**Exercise**
For every entry below, retype it exactly as it reads.

### Available data ###

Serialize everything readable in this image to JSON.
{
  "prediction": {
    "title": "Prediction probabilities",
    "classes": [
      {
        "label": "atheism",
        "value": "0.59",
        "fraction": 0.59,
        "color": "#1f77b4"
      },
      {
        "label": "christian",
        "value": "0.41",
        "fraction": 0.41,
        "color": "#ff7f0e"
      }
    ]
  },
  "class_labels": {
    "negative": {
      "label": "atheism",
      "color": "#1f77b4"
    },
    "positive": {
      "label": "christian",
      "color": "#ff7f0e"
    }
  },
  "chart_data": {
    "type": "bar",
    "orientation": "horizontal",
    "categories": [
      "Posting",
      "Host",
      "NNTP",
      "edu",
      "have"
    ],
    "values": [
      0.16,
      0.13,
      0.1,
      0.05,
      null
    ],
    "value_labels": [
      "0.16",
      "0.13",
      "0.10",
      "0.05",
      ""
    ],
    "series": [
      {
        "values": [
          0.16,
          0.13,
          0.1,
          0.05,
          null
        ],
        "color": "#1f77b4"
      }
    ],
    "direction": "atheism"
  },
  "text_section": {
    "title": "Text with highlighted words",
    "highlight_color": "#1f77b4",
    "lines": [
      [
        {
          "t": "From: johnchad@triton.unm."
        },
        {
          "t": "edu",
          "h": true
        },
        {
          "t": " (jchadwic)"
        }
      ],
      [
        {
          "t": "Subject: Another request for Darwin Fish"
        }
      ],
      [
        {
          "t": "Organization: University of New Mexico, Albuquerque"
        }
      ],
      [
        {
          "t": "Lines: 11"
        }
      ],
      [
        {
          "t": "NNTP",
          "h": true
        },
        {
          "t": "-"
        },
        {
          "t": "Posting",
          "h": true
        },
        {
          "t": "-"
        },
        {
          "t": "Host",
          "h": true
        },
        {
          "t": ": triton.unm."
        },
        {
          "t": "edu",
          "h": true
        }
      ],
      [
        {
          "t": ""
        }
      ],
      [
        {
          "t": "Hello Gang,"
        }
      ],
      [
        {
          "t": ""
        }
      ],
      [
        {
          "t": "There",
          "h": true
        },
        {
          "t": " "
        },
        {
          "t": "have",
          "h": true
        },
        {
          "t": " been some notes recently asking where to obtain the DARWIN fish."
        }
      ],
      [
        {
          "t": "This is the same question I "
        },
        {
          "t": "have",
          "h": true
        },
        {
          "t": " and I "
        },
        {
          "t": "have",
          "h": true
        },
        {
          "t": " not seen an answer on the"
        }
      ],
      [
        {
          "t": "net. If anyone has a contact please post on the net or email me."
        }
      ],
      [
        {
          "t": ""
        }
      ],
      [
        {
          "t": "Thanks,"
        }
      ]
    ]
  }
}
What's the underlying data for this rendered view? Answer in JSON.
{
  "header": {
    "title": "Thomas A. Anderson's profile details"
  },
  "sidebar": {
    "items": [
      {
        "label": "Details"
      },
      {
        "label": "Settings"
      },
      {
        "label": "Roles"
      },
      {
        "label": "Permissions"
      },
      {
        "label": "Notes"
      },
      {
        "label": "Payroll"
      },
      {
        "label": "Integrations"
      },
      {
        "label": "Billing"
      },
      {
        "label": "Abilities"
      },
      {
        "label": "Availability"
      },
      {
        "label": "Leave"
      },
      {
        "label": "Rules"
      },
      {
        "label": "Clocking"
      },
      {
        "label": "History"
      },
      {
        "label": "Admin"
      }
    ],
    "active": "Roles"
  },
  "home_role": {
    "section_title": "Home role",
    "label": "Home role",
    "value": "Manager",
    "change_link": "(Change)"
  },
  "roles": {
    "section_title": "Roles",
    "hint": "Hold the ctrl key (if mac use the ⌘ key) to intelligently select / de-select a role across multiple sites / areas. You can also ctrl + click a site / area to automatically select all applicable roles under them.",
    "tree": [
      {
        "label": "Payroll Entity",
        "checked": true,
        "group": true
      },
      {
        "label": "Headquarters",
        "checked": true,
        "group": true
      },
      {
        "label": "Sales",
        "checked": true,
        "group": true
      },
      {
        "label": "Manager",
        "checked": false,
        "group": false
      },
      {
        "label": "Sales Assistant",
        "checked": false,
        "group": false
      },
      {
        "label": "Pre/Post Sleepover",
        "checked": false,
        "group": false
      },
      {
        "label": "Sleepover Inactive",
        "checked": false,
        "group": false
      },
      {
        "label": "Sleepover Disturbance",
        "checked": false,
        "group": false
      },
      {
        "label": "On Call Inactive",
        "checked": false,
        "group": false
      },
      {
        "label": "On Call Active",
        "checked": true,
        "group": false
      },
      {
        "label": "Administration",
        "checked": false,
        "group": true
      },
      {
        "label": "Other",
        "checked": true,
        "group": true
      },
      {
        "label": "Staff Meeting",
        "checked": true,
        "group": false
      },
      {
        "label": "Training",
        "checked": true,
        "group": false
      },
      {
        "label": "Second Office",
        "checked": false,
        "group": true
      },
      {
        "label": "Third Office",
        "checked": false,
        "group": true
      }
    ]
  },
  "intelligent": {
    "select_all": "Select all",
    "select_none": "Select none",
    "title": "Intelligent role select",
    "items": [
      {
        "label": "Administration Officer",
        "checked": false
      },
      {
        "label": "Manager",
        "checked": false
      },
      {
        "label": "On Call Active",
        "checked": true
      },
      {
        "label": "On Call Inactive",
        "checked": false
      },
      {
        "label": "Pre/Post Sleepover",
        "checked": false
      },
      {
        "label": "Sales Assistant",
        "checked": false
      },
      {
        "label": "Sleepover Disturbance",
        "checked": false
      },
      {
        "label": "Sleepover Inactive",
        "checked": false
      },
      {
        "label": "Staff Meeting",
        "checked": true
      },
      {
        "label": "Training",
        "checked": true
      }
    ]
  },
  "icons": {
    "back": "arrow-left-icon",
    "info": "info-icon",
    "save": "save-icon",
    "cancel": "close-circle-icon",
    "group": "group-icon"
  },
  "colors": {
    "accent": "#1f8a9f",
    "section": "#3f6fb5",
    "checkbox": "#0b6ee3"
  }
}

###

**Answer to this task**
Serialize everything readable in this image to JSON.
{
  "prediction": {
    "title": "Prediction probabilities",
    "classes": [
      {
        "label": "atheism",
        "value": "0.59",
        "fraction": 0.59,
        "color": "#1f77b4"
      },
      {
        "label": "christian",
        "value": "0.41",
        "fraction": 0.41,
        "color": "#ff7f0e"
      }
    ]
  },
  "class_labels": {
    "negative": {
      "label": "atheism",
      "color": "#1f77b4"
    },
    "positive": {
      "label": "christian",
      "color": "#ff7f0e"
    }
  },
  "chart_data": {
    "type": "bar",
    "orientation": "horizontal",
    "categories": [
      "Posting",
      "Host",
      "NNTP",
      "edu",
      "have"
    ],
    "values": [
      0.16,
      0.13,
      0.1,
      0.05,
      null
    ],
    "value_labels": [
      "0.16",
      "0.13",
      "0.10",
      "0.05",
      ""
    ],
    "series": [
      {
        "values": [
          0.16,
          0.13,
          0.1,
          0.05,
          null
        ],
        "color": "#1f77b4"
      }
    ],
    "direction": "atheism"
  },
  "text_section": {
    "title": "Text with highlighted words",
    "highlight_color": "#1f77b4",
    "lines": [
      [
        {
          "t": "From: johnchad@triton.unm."
        },
        {
          "t": "edu",
          "h": true
        },
        {
          "t": " (jchadwic)"
        }
      ],
      [
        {
          "t": "Subject: Another request for Darwin Fish"
        }
      ],
      [
        {
          "t": "Organization: University of New Mexico, Albuquerque"
        }
      ],
      [
        {
          "t": "Lines: 11"
        }
      ],
      [
        {
          "t": "NNTP",
          "h": true
        },
        {
          "t": "-"
        },
        {
          "t": "Posting",
          "h": true
        },
        {
          "t": "-"
        },
        {
          "t": "Host",
          "h": true
        },
        {
          "t": ": triton.unm."
        },
        {
          "t": "edu",
          "h": true
        }
      ],
      [
        {
          "t": ""
        }
      ],
      [
        {
          "t": "Hello Gang,"
        }
      ],
      [
        {
          "t": ""
        }
      ],
      [
        {
          "t": "There",
          "h": true
        },
        {
          "t": " "
        },
        {
          "t": "have",
          "h": true
        },
        {
          "t": " been some notes recently asking where to obtain the DARWIN fish."
        }
      ],
      [
        {
          "t": "This is the same question I "
        },
        {
          "t": "have",
          "h": true
        },
        {
          "t": " and I "
        },
        {
          "t": "have",
          "h": true
        },
        {
          "t": " not seen an answer on the"
        }
      ],
      [
        {
          "t": "net. If anyone has a contact please post on the net or email me."
        }
      ],
      [
        {
          "t": ""
        }
      ],
      [
        {
          "t": "Thanks,"
        }
      ]
    ]
  }
}
What's the underlying data for this rendered view? Answer in JSON.
{
  "header": {
    "title": "Thomas A. Anderson's profile details"
  },
  "sidebar": {
    "items": [
      {
        "label": "Details"
      },
      {
        "label": "Settings"
      },
      {
        "label": "Roles"
      },
      {
        "label": "Permissions"
      },
      {
        "label": "Notes"
      },
      {
        "label": "Payroll"
      },
      {
        "label": "Integrations"
      },
      {
        "label": "Billing"
      },
      {
        "label": "Abilities"
      },
      {
        "label": "Availability"
      },
      {
        "label": "Leave"
      },
      {
        "label": "Rules"
      },
      {
        "label": "Clocking"
      },
      {
        "label": "History"
      },
      {
        "label": "Admin"
      }
    ],
    "active": "Roles"
  },
  "home_role": {
    "section_title": "Home role",
    "label": "Home role",
    "value": "Manager",
    "change_link": "(Change)"
  },
  "roles": {
    "section_title": "Roles",
    "hint": "Hold the ctrl key (if mac use the ⌘ key) to intelligently select / de-select a role across multiple sites / areas. You can also ctrl + click a site / area to automatically select all applicable roles under them.",
    "tree": [
      {
        "label": "Payroll Entity",
        "checked": true,
        "group": true
      },
      {
        "label": "Headquarters",
        "checked": true,
        "group": true
      },
      {
        "label": "Sales",
        "checked": true,
        "group": true
      },
      {
        "label": "Manager",
        "checked": false,
        "group": false
      },
      {
        "label": "Sales Assistant",
        "checked": false,
        "group": false
      },
      {
        "label": "Pre/Post Sleepover",
        "checked": false,
        "group": false
      },
      {
        "label": "Sleepover Inactive",
        "checked": false,
        "group": false
      },
      {
        "label": "Sleepover Disturbance",
        "checked": false,
        "group": false
      },
      {
        "label": "On Call Inactive",
        "checked": false,
        "group": false
      },
      {
        "label": "On Call Active",
        "checked": true,
        "group": false
      },
      {
        "label": "Administration",
        "checked": false,
        "group": true
      },
      {
        "label": "Other",
        "checked": true,
        "group": true
      },
      {
        "label": "Staff Meeting",
        "checked": true,
        "group": false
      },
      {
        "label": "Training",
        "checked": true,
        "group": false
      },
      {
        "label": "Second Office",
        "checked": false,
        "group": true
      },
      {
        "label": "Third Office",
        "checked": false,
        "group": true
      }
    ]
  },
  "intelligent": {
    "select_all": "Select all",
    "select_none": "Select none",
    "title": "Intelligent role select",
    "items": [
      {
        "label": "Administration Officer",
        "checked": false
      },
      {
        "label": "Manager",
        "checked": false
      },
      {
        "label": "On Call Active",
        "checked": true
      },
      {
        "label": "On Call Inactive",
        "checked": false
      },
      {
        "label": "Pre/Post Sleepover",
        "checked": false
      },
      {
        "label": "Sales Assistant",
        "checked": false
      },
      {
        "label": "Sleepover Disturbance",
        "checked": false
      },
      {
        "label": "Sleepover Inactive",
        "checked": false
      },
      {
        "label": "Staff Meeting",
        "checked": true
      },
      {
        "label": "Training",
        "checked": true
      }
    ]
  },
  "icons": {
    "back": "arrow-left-icon",
    "info": "info-icon",
    "save": "save-icon",
    "cancel": "close-circle-icon",
    "group": "group-icon"
  },
  "colors": {
    "accent": "#1f8a9f",
    "section": "#3f6fb5",
    "checkbox": "#0b6ee3"
  }
}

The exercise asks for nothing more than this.